Law enforcement agencies expect record extortion levels at the end of August, a traditional deadline for the Camorra to collect. Usury might rise by 30% this year because of the pandemic, according to the local anti-usury office of one of the leading workers’ unions.
Responding to that, the anti-racketeering association SOS Impresa has brought together business associations, law enforcement and government institutions to help coordinate against the Camorra.
President of SOS Impresa, Luigi Cuomo, talked to Euronews about it.
"Today we are in a phase in which the criminal phenomenon of usury is growing, but it is growing silently, because now victims need those who will become their loan-sharks. They are the ones creating this flawed relationship. In one year’s time we’ll know how much this phenomenon, this deadly embrace, is developing at this precise moment," he said.
Today, there is social, economic and political support for the people who reject usury and extortion. There is money available, as well as policies in place and associations to help them. However, many have paid with their lives for this to happen.
Mimma Noviello is one of Domenico Noviello’s four children. He was a local entrepreneur killed in 2008 by one of the Camorra clans, the Casalesi, after he refused to pay the pizzo protection money.
"He gathered the family and we talked all together. He basically asked us for permission to say no. He felt that if he had bowed his head, he would also have left this burden to us, his children," Mimma Noviello, daughter of the Camorra victim, told Euronews.

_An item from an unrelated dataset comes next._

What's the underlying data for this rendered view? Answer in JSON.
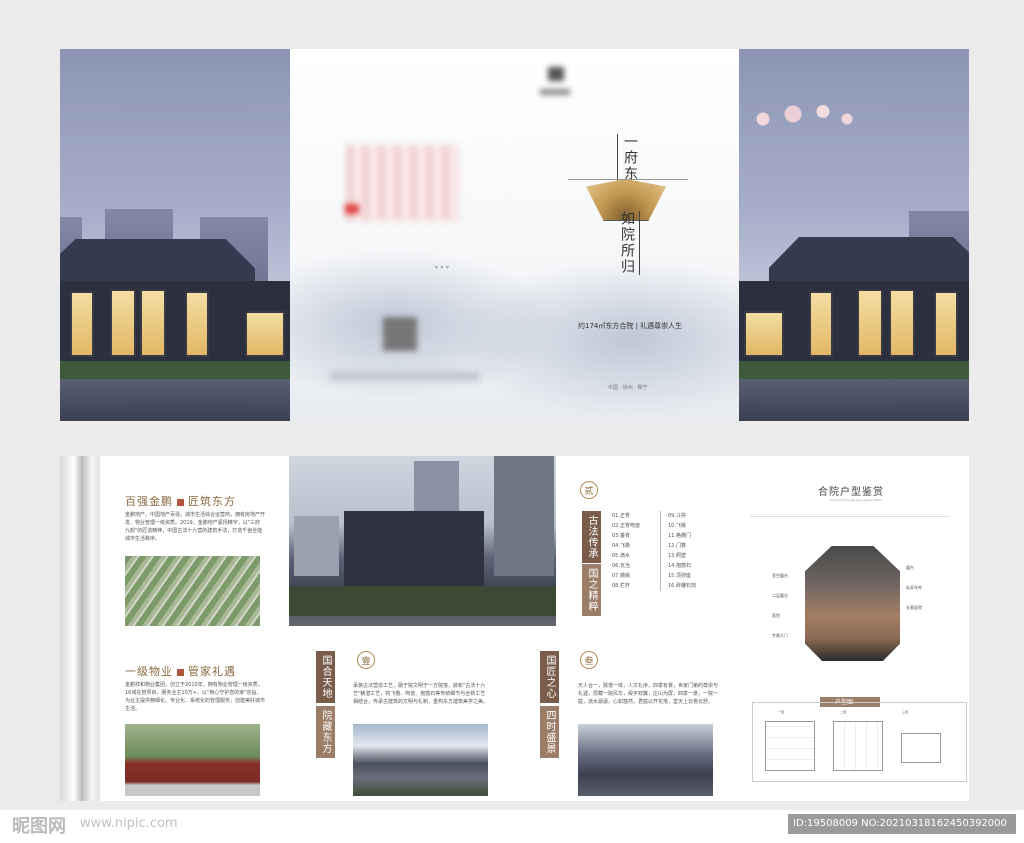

Domenico and his family had informed the police and their extortionists were caught and imprisoned. He was killed seven years later - shot 13 times.
"I realised only later that his killing was a warning. But it was an extreme one. They killed one to show everybody. They managed to scare other business people. They killed him, do you realise that? There was no retaliation on his children. They killed him. It was very hard for us.
"At the time I immediately supported my father's decision and I would do it again. Since then, I’ve understood even more the value of saying I don't pay the pizzo, I will never pay it, not me, not you. Never," she added.
Criminology expert Paolo Miggiano, who became a family friend, told Domenico’s story and legacy in the book The Other Casalese, that has just been published:
"The situation is certainly different today. Law enforcement agencies and the courts have worked with great commitment to dismantle criminal groups, especially here in Campania. It would have been better, though, to respond on two fronts - the force of the State - police and justice - and at the same time economic and social aid for the development of the region. I might have missed it but I haven't seen this happen," Paolo Miggiano said.
Meanwhile, experts fear that Southern Italy faces a long and painful recovery as a result of Covid-19 and unlike the North, there is much more social inequality and it Is not being addressed.
The city councilor in charge of juvenile affairs talked to Euronews about it at a voluntary association venue supporting families and children in need.
"This place where we are today gets no Government money. If it did, three times as many children would be here today. This is what I want from the Government. I believe we must not only make sure that the economy and trade are relaunched, but also that the social side and community links are good. This starts from childhood, which is always ignored," Alessandra Clemente, head of juvenile policies at Naples City Hall told Euronews.